“If you and your husband, wife or partner are having a child through surrogacy you will not normally be eligible for statutory maternity or adoption leave. However you will be eligible for unpaid parental leave once you have got a parental order.” So says the DirectGov website advice on Maternity Leave.
Why? There is clearly a level of discrimination taking place here. Having a child, a baby, through whatever means…giving birth, adopting or with the help of a surrogate mother, should be considered equal upon the baby’s arrival and the family should be supported by Government policy. Parents of surrogate babies should be able to take time off from their employment with the right to maternity or paternity leave and a job to return to afterwards.
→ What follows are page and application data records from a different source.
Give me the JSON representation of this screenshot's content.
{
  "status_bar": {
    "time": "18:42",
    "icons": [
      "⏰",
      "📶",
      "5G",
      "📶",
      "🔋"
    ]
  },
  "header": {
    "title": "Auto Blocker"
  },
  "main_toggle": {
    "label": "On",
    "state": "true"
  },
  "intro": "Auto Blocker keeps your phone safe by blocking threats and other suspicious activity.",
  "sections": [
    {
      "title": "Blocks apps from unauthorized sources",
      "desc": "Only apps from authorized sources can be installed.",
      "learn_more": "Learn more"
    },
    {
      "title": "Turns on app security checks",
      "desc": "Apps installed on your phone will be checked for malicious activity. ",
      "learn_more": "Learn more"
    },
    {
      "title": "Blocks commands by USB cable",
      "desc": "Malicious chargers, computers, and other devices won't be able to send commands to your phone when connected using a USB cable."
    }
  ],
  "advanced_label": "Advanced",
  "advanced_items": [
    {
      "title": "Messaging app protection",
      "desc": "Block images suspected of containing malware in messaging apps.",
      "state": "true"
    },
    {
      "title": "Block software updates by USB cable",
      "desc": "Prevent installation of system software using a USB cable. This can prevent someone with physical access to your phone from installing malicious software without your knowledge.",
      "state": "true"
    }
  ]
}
Bear in mind that surrogacy is almost always a last resort, taken by couples who would otherwise be infertile. They struggle with infertility and the extra burden of financial cost associated with IVF and surrogacy, and then are not even awarded the equal rights to mothers and fathers who are fortunate to create a family in the ‘normal’ way once the longed-for baby is born. Although a woman who has given birth should of course be entitled to a period of physical and emotional recovery, the year of maternity leave currently in place in the UK is mostly focused on the care of the infant and the family bonding, and this is the same however a family is created. Even after getting a parental order through the courts, only unpaid parental leave is available to mothers and fathers of surrogate children.
Personally I handed my notice in to my employer when I found out that we were lucky enough to be expecting twins with the help of a surrogate. I felt that it might have been possible to plead my case for some sort of discretionary maternity leave, but it was highly unlikely that it would have been commensurate with the enhanced benefits I would have been entitled to if I myself had given birth. I would also have been forced to discuss a lot of personal information which, at that point, I didn’t feel able to do. It was a difficult decision, and ultimately has meant that I have chosen my family over my career and income…a choice that other women are not forced to make.
I signed an HM Government e-petition entitled ‘Maternity rights for mothers of children born through surrogacy’ which is trying to bring about policy change in the UK. It needs 100,000 signatures to be considered and is a long way off that number currently. Please help by adding your name to the petition too.